Given that there were three competing measures on the ballot, vote costs cannot be parsed in the same binary “yes” or “no” on marijuana reform that is possible for initiatives in the other states. A “no” vote for one measure in Missouri was often paired with a “yes” vote for another.
In North Dakota, there were many fewer votes cast on the state’s marijuana legalization initiative as compared to cannabis measure elsewhere, a total of 324,550. The two committees that opposed Measure 3 heavily outspent the pro-reform committees, to the tune of $629,648 to $94,308. With 131,585 people voting for the initiative, the cost per “yes” vote was 72 cents. On the opposing side, winning came at a high price: Each “no” vote cost four and a half times as much, or $3.26, the most costly per-vote expense on a marijuana ballot measure in the nation this year.
In Utah, a relatively state where proponents of medical cannabis measure Proposition 2 were narrowly outspent by opponents, the cost per vote was higher. Votes are still being counted more than a week after Election Day, but preliminary vote totals show opponents spent $908,464, or $1.99 for each of the 455,879 votes against the initiative. The prevailing “yes” committees spent $831,471 for 493,060 votes, or $1.69 each. About 8 percent of precincts are yet to be counted, so both of these figures will decrease as more votes are added to both the support and opposition tallies.

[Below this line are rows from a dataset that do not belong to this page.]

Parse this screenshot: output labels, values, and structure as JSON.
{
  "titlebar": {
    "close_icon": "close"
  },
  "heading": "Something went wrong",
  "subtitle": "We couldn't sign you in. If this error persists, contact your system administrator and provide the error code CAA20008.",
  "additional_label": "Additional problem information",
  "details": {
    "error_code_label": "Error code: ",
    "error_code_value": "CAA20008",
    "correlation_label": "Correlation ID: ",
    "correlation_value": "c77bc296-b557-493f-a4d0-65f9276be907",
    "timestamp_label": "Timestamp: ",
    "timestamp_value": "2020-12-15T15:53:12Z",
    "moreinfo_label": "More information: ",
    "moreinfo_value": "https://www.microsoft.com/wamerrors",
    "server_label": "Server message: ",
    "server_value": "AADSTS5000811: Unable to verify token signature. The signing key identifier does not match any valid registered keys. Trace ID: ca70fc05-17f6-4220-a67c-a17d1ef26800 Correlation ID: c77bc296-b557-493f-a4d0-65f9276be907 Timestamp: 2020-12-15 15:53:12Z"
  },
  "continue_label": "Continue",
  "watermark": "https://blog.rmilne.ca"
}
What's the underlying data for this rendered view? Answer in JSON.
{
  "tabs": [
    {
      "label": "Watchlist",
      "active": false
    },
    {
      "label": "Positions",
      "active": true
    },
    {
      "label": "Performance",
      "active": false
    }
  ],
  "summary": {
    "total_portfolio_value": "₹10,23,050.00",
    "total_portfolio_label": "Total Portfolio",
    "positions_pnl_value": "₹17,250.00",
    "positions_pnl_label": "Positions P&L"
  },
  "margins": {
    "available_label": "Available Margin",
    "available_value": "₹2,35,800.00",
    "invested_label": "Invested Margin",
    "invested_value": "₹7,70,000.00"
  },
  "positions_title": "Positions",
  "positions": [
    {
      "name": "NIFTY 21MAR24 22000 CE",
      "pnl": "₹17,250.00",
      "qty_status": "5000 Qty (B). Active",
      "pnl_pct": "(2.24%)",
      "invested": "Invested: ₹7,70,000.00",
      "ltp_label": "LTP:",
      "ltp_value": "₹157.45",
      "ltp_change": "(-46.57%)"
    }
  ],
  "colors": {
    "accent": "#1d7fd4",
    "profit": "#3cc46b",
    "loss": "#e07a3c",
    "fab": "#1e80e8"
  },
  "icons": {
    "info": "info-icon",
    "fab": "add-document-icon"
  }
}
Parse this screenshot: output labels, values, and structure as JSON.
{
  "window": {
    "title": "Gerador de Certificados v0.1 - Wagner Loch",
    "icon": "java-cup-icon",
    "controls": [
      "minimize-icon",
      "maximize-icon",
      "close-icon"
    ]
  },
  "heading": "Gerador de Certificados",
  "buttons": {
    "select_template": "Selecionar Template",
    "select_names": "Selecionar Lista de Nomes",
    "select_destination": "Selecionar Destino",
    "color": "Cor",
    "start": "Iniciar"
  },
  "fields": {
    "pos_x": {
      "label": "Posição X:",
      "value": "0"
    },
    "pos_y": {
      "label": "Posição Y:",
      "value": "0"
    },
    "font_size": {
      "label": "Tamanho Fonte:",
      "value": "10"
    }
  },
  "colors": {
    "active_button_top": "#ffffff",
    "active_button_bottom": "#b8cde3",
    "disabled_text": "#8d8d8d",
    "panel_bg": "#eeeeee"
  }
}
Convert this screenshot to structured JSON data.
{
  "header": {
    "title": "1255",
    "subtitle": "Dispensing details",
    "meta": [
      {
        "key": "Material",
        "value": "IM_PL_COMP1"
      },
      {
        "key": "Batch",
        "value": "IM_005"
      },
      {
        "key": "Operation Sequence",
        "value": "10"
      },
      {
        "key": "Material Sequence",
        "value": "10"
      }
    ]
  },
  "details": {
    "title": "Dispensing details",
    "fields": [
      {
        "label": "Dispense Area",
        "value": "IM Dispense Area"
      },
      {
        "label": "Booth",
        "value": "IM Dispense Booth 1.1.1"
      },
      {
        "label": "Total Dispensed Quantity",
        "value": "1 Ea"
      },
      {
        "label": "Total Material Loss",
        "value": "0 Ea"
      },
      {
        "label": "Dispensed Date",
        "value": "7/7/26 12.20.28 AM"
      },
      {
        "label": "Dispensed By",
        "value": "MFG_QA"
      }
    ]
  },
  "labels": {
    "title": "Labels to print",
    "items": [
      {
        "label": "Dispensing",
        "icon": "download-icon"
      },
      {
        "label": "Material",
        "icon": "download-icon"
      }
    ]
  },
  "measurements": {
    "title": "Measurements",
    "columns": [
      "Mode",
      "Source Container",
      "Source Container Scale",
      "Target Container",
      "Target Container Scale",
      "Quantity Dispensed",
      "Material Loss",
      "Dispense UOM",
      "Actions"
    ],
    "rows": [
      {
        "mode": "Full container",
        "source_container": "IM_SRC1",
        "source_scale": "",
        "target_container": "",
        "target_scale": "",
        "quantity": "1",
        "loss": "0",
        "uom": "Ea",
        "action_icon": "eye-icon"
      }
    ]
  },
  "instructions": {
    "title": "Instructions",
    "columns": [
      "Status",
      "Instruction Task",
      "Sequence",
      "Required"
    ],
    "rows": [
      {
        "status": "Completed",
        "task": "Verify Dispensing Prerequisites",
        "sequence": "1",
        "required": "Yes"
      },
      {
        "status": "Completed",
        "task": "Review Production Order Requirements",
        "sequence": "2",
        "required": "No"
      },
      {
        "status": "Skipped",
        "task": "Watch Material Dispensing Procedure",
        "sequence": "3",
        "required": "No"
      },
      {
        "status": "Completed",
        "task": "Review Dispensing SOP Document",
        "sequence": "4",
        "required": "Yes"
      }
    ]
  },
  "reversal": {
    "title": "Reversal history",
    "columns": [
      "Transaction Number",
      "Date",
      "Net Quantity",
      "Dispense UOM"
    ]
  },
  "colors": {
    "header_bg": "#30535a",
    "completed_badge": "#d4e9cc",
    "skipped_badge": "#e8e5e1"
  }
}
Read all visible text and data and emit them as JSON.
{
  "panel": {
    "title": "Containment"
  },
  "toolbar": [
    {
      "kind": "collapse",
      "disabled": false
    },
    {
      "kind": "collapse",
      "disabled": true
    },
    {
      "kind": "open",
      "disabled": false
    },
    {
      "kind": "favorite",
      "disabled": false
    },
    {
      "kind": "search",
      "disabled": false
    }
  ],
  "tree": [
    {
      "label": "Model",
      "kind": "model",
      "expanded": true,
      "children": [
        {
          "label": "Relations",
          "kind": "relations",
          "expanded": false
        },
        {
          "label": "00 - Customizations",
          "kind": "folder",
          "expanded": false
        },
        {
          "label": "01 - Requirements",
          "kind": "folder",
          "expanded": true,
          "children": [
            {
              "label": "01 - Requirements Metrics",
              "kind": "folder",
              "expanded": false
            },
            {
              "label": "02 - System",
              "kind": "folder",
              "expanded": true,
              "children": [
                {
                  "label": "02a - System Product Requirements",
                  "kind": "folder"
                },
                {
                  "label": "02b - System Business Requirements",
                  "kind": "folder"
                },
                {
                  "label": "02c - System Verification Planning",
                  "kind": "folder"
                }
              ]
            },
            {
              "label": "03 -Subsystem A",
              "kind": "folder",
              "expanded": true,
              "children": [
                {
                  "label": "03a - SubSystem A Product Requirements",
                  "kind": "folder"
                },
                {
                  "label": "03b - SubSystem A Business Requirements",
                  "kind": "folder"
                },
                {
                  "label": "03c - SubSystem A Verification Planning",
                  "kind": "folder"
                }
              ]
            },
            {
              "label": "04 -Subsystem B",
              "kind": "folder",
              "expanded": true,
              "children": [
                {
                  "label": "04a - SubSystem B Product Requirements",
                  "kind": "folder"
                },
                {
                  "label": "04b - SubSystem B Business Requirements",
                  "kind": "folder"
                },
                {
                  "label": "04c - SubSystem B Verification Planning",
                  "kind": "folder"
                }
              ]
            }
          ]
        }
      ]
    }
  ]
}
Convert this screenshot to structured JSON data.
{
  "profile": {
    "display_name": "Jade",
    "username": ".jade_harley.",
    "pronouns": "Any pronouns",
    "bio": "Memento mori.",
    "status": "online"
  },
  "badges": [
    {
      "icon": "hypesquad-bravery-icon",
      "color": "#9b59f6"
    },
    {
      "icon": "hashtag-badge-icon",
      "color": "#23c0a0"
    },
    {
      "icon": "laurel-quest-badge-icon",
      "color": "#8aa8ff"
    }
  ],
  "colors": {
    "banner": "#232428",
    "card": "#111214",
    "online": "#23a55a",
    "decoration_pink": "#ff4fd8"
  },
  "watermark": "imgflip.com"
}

Overall in the three states that had a straight up-or-down vote (Michigan, Utah and North Dakota), the average cost per “no” vote was slightly more than each “yes” vote, with prohibitionist committees spending an average of $1.56 for each “no” vote, versus $1.51 spent on average for each “yes” votes. It should be noted that those costs include millions of dollars in in-kind services. In Michigan, for example, The Coalition to Regulate Cannabis like Alcohol reported $706,900 in in-kind services, or 23 percent of their total fundraising.
Looked at another way, the average per state cost (rather than total votes average) for “yes” votes was $1.31 while “no” votes cost 67 percent more: $2.18. And with the total number of “yes” votes in those states outnumbering “no” votes by 19 percent, it would seem that in the state-by-state marijuana legalization battle, you don’t always get what you pay for.